Brief. Please output the records below in full, exactly as given, but without the images.

****************

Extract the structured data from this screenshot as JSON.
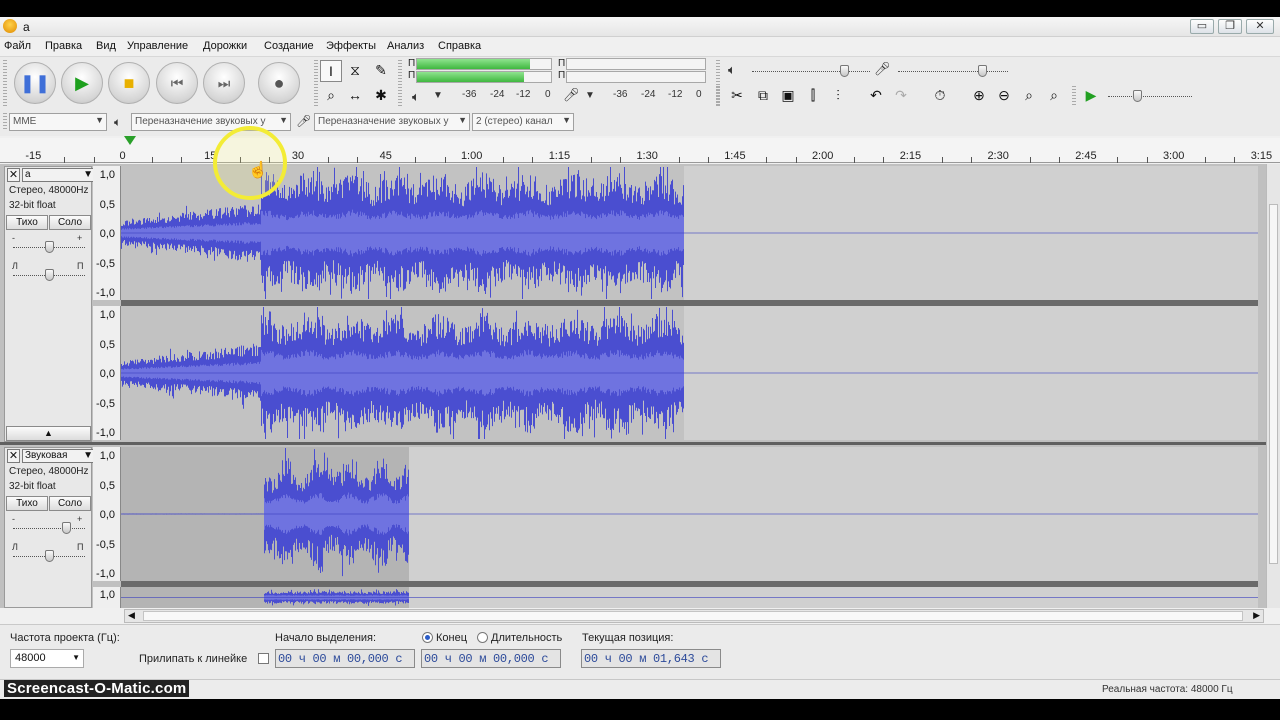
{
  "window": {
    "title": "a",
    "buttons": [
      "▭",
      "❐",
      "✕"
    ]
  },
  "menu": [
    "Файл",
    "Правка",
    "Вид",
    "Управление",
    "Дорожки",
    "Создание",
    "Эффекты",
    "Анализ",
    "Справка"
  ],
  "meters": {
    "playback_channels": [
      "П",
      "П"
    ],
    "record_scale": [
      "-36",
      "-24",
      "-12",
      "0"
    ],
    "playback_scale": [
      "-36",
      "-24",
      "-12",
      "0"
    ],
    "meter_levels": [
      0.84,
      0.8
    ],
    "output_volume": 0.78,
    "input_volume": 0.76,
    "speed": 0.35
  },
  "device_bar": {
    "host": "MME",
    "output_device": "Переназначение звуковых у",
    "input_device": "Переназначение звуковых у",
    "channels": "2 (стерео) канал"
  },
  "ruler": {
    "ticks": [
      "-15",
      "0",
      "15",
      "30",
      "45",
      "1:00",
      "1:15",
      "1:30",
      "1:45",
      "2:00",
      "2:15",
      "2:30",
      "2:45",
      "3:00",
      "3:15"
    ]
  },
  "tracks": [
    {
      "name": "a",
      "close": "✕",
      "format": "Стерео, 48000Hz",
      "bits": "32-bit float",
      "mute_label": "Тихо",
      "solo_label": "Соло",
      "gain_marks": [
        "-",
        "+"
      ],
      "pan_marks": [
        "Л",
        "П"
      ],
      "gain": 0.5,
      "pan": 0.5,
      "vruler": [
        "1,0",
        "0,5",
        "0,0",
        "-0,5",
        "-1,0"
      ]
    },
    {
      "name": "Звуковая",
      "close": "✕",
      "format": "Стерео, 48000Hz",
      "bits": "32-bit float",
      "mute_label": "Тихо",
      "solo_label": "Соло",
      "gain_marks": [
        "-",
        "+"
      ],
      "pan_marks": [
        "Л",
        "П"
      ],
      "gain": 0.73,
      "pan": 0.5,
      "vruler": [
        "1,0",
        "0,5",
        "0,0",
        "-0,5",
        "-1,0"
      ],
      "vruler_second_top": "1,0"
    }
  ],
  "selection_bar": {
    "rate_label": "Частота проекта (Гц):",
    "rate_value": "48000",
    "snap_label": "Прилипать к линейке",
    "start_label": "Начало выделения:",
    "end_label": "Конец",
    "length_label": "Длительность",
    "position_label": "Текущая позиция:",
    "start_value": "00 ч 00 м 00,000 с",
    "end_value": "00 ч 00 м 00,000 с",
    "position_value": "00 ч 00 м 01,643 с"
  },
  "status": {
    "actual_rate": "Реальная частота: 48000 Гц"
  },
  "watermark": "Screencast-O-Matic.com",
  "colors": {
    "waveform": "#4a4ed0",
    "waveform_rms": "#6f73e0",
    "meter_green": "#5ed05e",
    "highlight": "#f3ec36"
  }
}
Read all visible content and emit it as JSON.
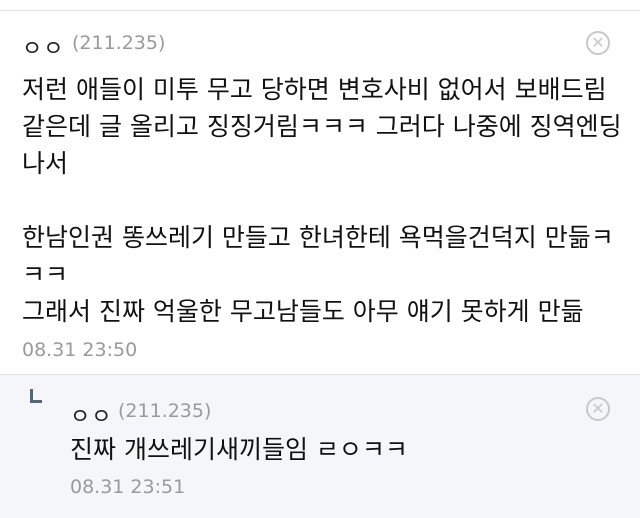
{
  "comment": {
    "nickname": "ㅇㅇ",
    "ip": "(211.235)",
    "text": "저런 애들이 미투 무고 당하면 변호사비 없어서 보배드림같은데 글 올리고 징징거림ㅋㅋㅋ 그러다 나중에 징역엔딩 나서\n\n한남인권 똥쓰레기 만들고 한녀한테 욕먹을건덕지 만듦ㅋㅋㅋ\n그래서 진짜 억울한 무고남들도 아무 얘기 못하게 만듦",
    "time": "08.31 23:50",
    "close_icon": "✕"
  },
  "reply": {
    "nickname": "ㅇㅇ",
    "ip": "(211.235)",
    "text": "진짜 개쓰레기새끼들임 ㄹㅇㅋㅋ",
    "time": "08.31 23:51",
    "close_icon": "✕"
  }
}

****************

Solution.
Extract the structured data from this screenshot as JSON.
{
  "window": {
    "title": "a",
    "buttons": [
      "▭",
      "❐",
      "✕"
    ]
  },
  "menu": [
    "Файл",
    "Правка",
    "Вид",
    "Управление",
    "Дорожки",
    "Создание",
    "Эффекты",
    "Анализ",
    "Справка"
  ],
  "meters": {
    "playback_channels": [
      "П",
      "П"
    ],
    "record_scale": [
      "-36",
      "-24",
      "-12",
      "0"
    ],
    "playback_scale": [
      "-36",
      "-24",
      "-12",
      "0"
    ],
    "meter_levels": [
      0.84,
      0.8
    ],
    "output_volume": 0.78,
    "input_volume": 0.76,
    "speed": 0.35
  },
  "device_bar": {
    "host": "MME",
    "output_device": "Переназначение звуковых у",
    "input_device": "Переназначение звуковых у",
    "channels": "2 (стерео) канал"
  },
  "ruler": {
    "ticks": [
      "-15",
      "0",
      "15",
      "30",
      "45",
      "1:00",
      "1:15",
      "1:30",
      "1:45",
      "2:00",
      "2:15",
      "2:30",
      "2:45",
      "3:00",
      "3:15"
    ]
  },
  "tracks": [
    {
      "name": "a",
      "close": "✕",
      "format": "Стерео, 48000Hz",
      "bits": "32-bit float",
      "mute_label": "Тихо",
      "solo_label": "Соло",
      "gain_marks": [
        "-",
        "+"
      ],
      "pan_marks": [
        "Л",
        "П"
      ],
      "gain": 0.5,
      "pan": 0.5,
      "vruler": [
        "1,0",
        "0,5",
        "0,0",
        "-0,5",
        "-1,0"
      ]
    },
    {
      "name": "Звуковая",
      "close": "✕",
      "format": "Стерео, 48000Hz",
      "bits": "32-bit float",
      "mute_label": "Тихо",
      "solo_label": "Соло",
      "gain_marks": [
        "-",
        "+"
      ],
      "pan_marks": [
        "Л",
        "П"
      ],
      "gain": 0.73,
      "pan": 0.5,
      "vruler": [
        "1,0",
        "0,5",
        "0,0",
        "-0,5",
        "-1,0"
      ],
      "vruler_second_top": "1,0"
    }
  ],
  "selection_bar": {
    "rate_label": "Частота проекта (Гц):",
    "rate_value": "48000",
    "snap_label": "Прилипать к линейке",
    "start_label": "Начало выделения:",
    "end_label": "Конец",
    "length_label": "Длительность",
    "position_label": "Текущая позиция:",
    "start_value": "00 ч 00 м 00,000 с",
    "end_value": "00 ч 00 м 00,000 с",
    "position_value": "00 ч 00 м 01,643 с"
  },
  "status": {
    "actual_rate": "Реальная частота: 48000 Гц"
  },
  "watermark": "Screencast-O-Matic.com",
  "colors": {
    "waveform": "#4a4ed0",
    "waveform_rms": "#6f73e0",
    "meter_green": "#5ed05e",
    "highlight": "#f3ec36"
  }
}
Read all visible content and emit it as JSON.
{
  "comment": {
    "nickname": "ㅇㅇ",
    "ip": "(211.235)",
    "text": "저런 애들이 미투 무고 당하면 변호사비 없어서 보배드림같은데 글 올리고 징징거림ㅋㅋㅋ 그러다 나중에 징역엔딩 나서\n\n한남인권 똥쓰레기 만들고 한녀한테 욕먹을건덕지 만듦ㅋㅋㅋ\n그래서 진짜 억울한 무고남들도 아무 얘기 못하게 만듦",
    "time": "08.31 23:50",
    "close_icon": "✕"
  },
  "reply": {
    "nickname": "ㅇㅇ",
    "ip": "(211.235)",
    "text": "진짜 개쓰레기새끼들임 ㄹㅇㅋㅋ",
    "time": "08.31 23:51",
    "close_icon": "✕"
  }
}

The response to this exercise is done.